======== PROVIDED RECORDS ========
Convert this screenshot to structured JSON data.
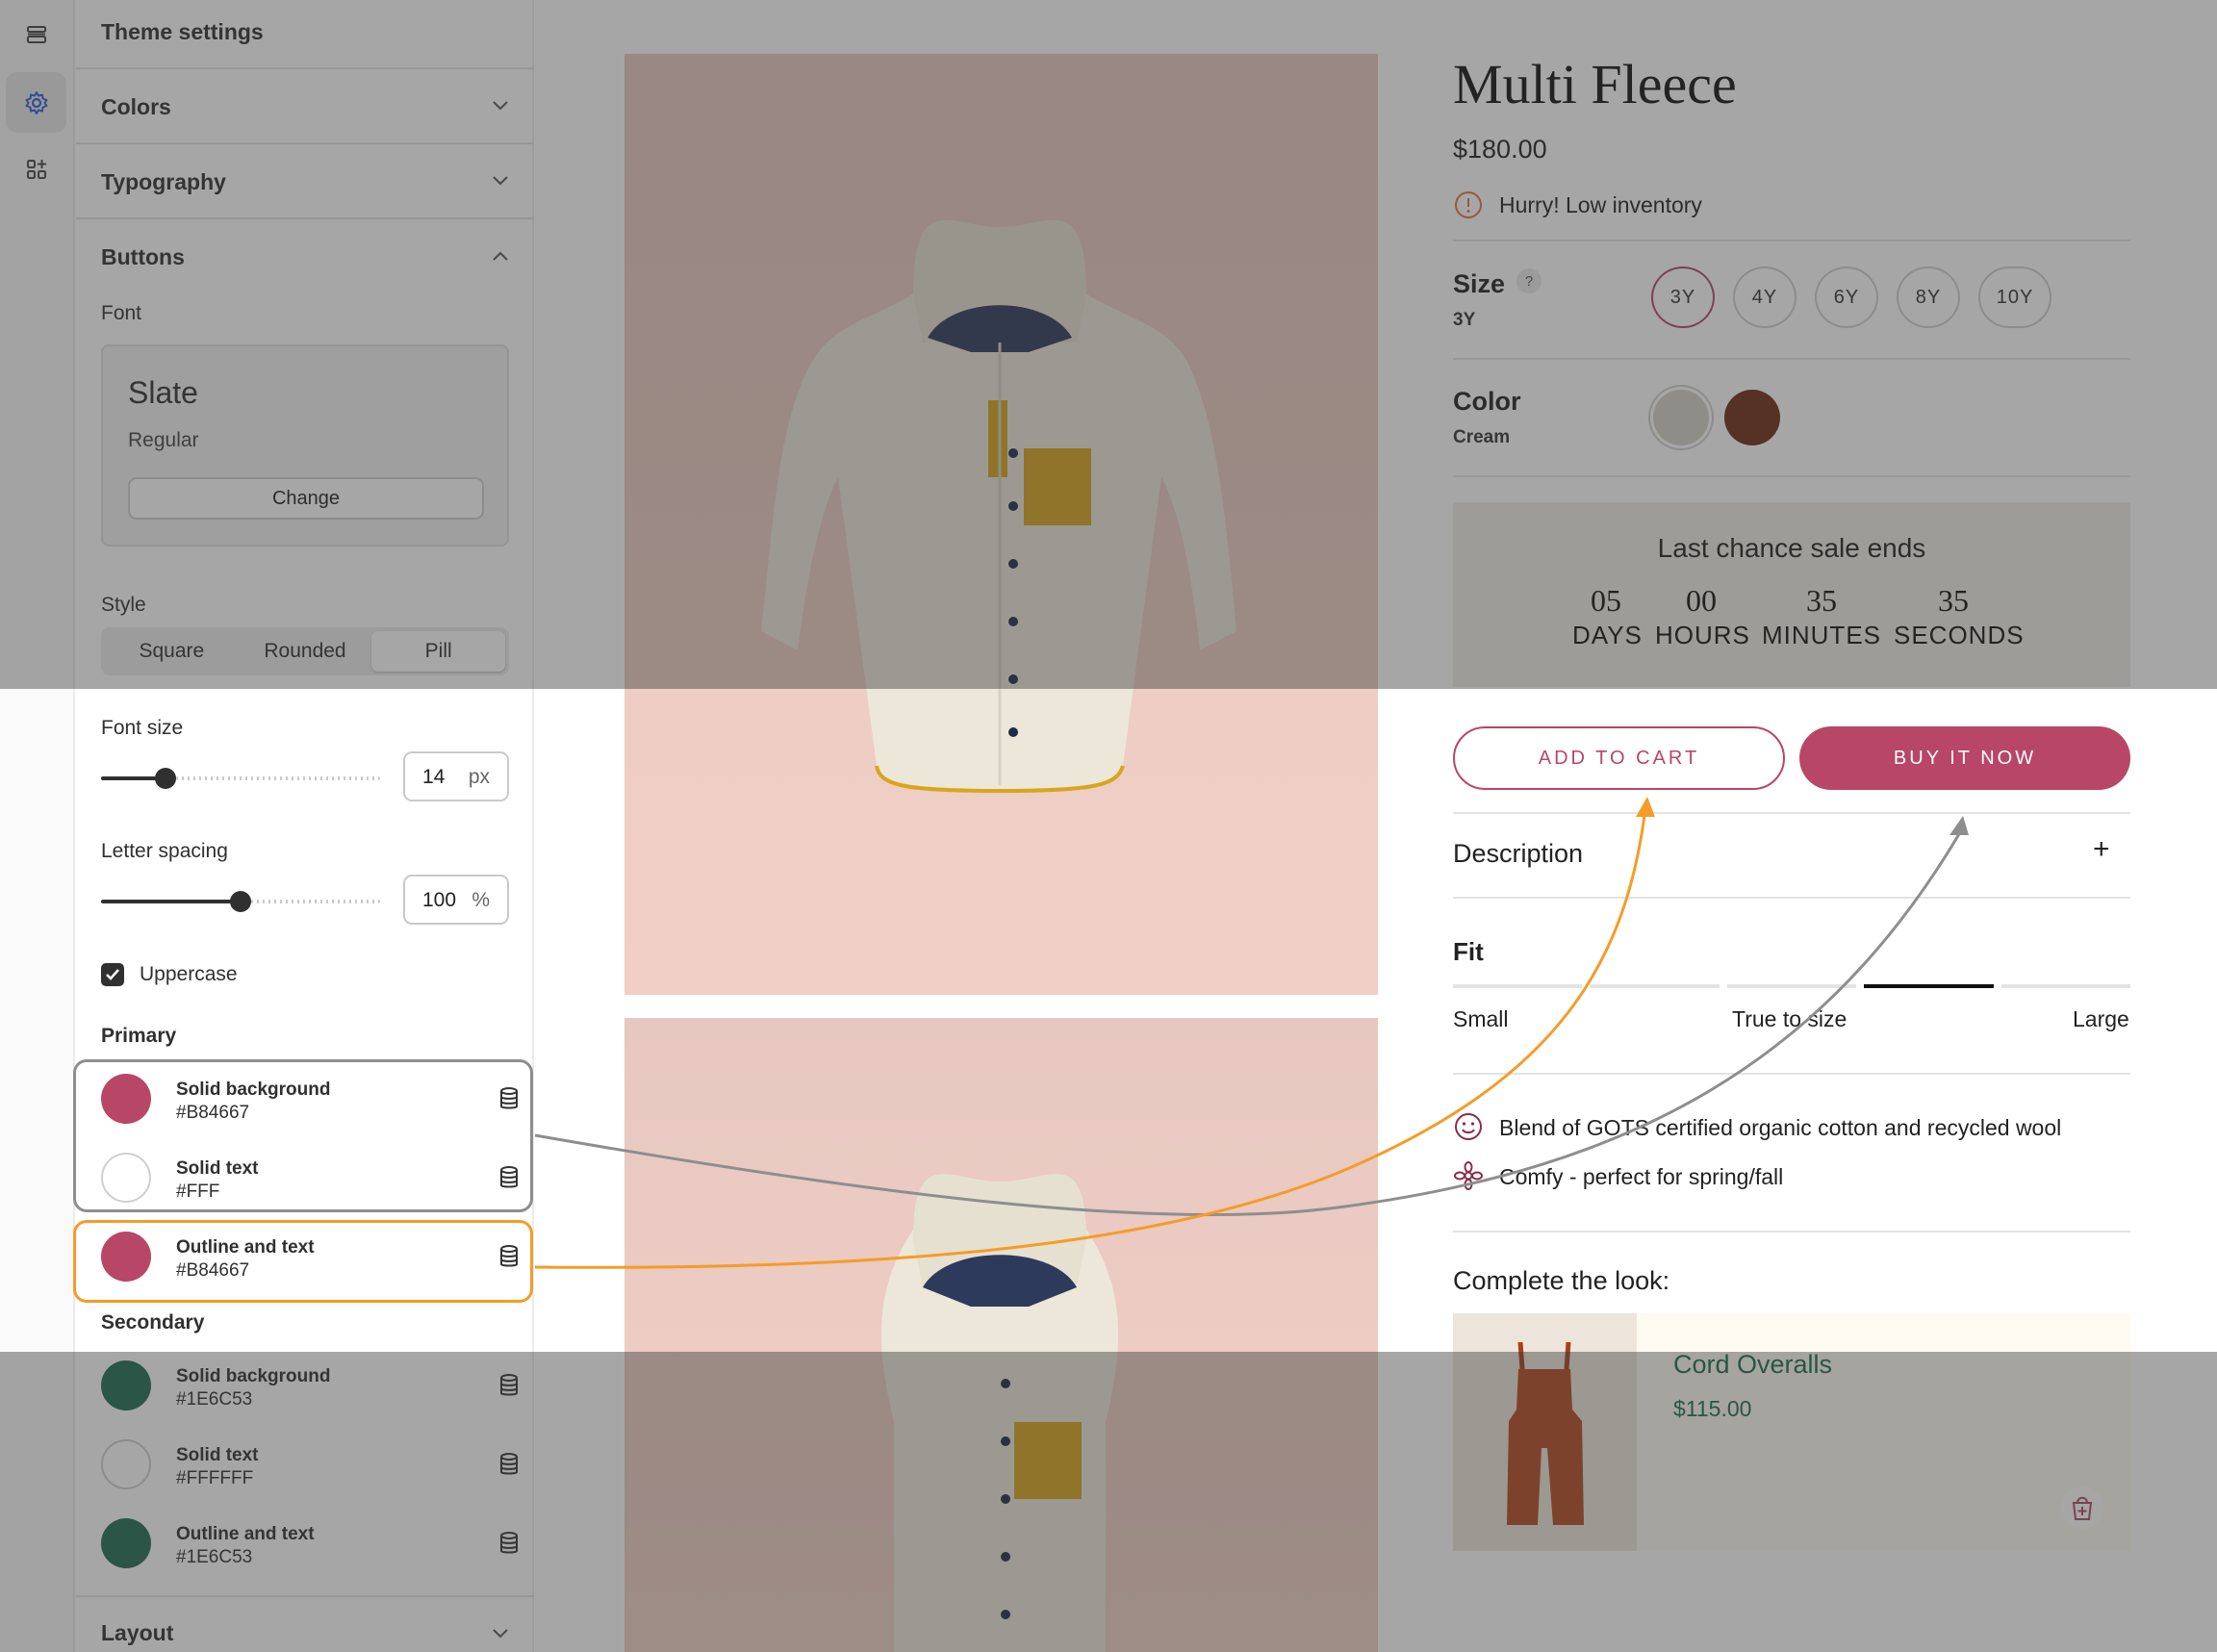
{
  "rail": {
    "icons": [
      "sections-icon",
      "gear-icon",
      "apps-icon"
    ],
    "active": "gear-icon"
  },
  "sidebar": {
    "title": "Theme settings",
    "sections": {
      "colors": "Colors",
      "typography": "Typography",
      "buttons": "Buttons",
      "layout": "Layout"
    },
    "font_label": "Font",
    "font": {
      "name": "Slate",
      "style": "Regular",
      "change": "Change"
    },
    "style_label": "Style",
    "style_options": [
      "Square",
      "Rounded",
      "Pill"
    ],
    "style_selected": "Pill",
    "font_size": {
      "label": "Font size",
      "value": "14",
      "unit": "px",
      "slider_fraction": 0.21
    },
    "letter_spacing": {
      "label": "Letter spacing",
      "value": "100",
      "unit": "%",
      "slider_fraction": 0.5
    },
    "uppercase": {
      "label": "Uppercase",
      "checked": true
    },
    "primary": {
      "label": "Primary",
      "items": [
        {
          "name": "Solid background",
          "hex": "#B84667",
          "color": "#b84667"
        },
        {
          "name": "Solid text",
          "hex": "#FFF",
          "color": "#ffffff"
        },
        {
          "name": "Outline and text",
          "hex": "#B84667",
          "color": "#b84667"
        }
      ]
    },
    "secondary": {
      "label": "Secondary",
      "items": [
        {
          "name": "Solid background",
          "hex": "#1E6C53",
          "color": "#1e6c53"
        },
        {
          "name": "Solid text",
          "hex": "#FFFFFF",
          "color": "#ffffff"
        },
        {
          "name": "Outline and text",
          "hex": "#1E6C53",
          "color": "#1e6c53"
        }
      ]
    }
  },
  "product": {
    "title": "Multi Fleece",
    "price": "$180.00",
    "inventory": "Hurry! Low inventory",
    "size": {
      "label": "Size",
      "help": "?",
      "selected": "3Y",
      "options": [
        "3Y",
        "4Y",
        "6Y",
        "8Y",
        "10Y"
      ]
    },
    "color": {
      "label": "Color",
      "selected": "Cream",
      "swatches": [
        "#d6d1c8",
        "#6e2b14"
      ]
    },
    "sale": {
      "title": "Last chance sale ends",
      "units": [
        {
          "value": "05",
          "label": "DAYS"
        },
        {
          "value": "00",
          "label": "HOURS"
        },
        {
          "value": "35",
          "label": "MINUTES"
        },
        {
          "value": "35",
          "label": "SECONDS"
        }
      ]
    },
    "add_to_cart": "ADD TO CART",
    "buy_now": "BUY IT NOW",
    "description": "Description",
    "expand": "+",
    "fit": {
      "label": "Fit",
      "small": "Small",
      "true": "True to size",
      "large": "Large",
      "active_segment": 3,
      "segments": 5
    },
    "features": [
      "Blend of GOTS certified organic cotton and recycled wool",
      "Comfy - perfect for spring/fall"
    ],
    "complete_look": "Complete the look:",
    "recommendation": {
      "name": "Cord Overalls",
      "price": "$115.00"
    }
  },
  "colors": {
    "primary": "#b84667",
    "secondary": "#1e6c53",
    "highlight_orange": "#f59c27",
    "highlight_gray": "#8e8e8e"
  }
}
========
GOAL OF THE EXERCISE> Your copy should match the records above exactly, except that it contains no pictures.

EXERCISE OUTPUT>
Convert this screenshot to structured JSON data.
{
  "rail": {
    "icons": [
      "sections-icon",
      "gear-icon",
      "apps-icon"
    ],
    "active": "gear-icon"
  },
  "sidebar": {
    "title": "Theme settings",
    "sections": {
      "colors": "Colors",
      "typography": "Typography",
      "buttons": "Buttons",
      "layout": "Layout"
    },
    "font_label": "Font",
    "font": {
      "name": "Slate",
      "style": "Regular",
      "change": "Change"
    },
    "style_label": "Style",
    "style_options": [
      "Square",
      "Rounded",
      "Pill"
    ],
    "style_selected": "Pill",
    "font_size": {
      "label": "Font size",
      "value": "14",
      "unit": "px",
      "slider_fraction": 0.21
    },
    "letter_spacing": {
      "label": "Letter spacing",
      "value": "100",
      "unit": "%",
      "slider_fraction": 0.5
    },
    "uppercase": {
      "label": "Uppercase",
      "checked": true
    },
    "primary": {
      "label": "Primary",
      "items": [
        {
          "name": "Solid background",
          "hex": "#B84667",
          "color": "#b84667"
        },
        {
          "name": "Solid text",
          "hex": "#FFF",
          "color": "#ffffff"
        },
        {
          "name": "Outline and text",
          "hex": "#B84667",
          "color": "#b84667"
        }
      ]
    },
    "secondary": {
      "label": "Secondary",
      "items": [
        {
          "name": "Solid background",
          "hex": "#1E6C53",
          "color": "#1e6c53"
        },
        {
          "name": "Solid text",
          "hex": "#FFFFFF",
          "color": "#ffffff"
        },
        {
          "name": "Outline and text",
          "hex": "#1E6C53",
          "color": "#1e6c53"
        }
      ]
    }
  },
  "product": {
    "title": "Multi Fleece",
    "price": "$180.00",
    "inventory": "Hurry! Low inventory",
    "size": {
      "label": "Size",
      "help": "?",
      "selected": "3Y",
      "options": [
        "3Y",
        "4Y",
        "6Y",
        "8Y",
        "10Y"
      ]
    },
    "color": {
      "label": "Color",
      "selected": "Cream",
      "swatches": [
        "#d6d1c8",
        "#6e2b14"
      ]
    },
    "sale": {
      "title": "Last chance sale ends",
      "units": [
        {
          "value": "05",
          "label": "DAYS"
        },
        {
          "value": "00",
          "label": "HOURS"
        },
        {
          "value": "35",
          "label": "MINUTES"
        },
        {
          "value": "35",
          "label": "SECONDS"
        }
      ]
    },
    "add_to_cart": "ADD TO CART",
    "buy_now": "BUY IT NOW",
    "description": "Description",
    "expand": "+",
    "fit": {
      "label": "Fit",
      "small": "Small",
      "true": "True to size",
      "large": "Large",
      "active_segment": 3,
      "segments": 5
    },
    "features": [
      "Blend of GOTS certified organic cotton and recycled wool",
      "Comfy - perfect for spring/fall"
    ],
    "complete_look": "Complete the look:",
    "recommendation": {
      "name": "Cord Overalls",
      "price": "$115.00"
    }
  },
  "colors": {
    "primary": "#b84667",
    "secondary": "#1e6c53",
    "highlight_orange": "#f59c27",
    "highlight_gray": "#8e8e8e"
  }
}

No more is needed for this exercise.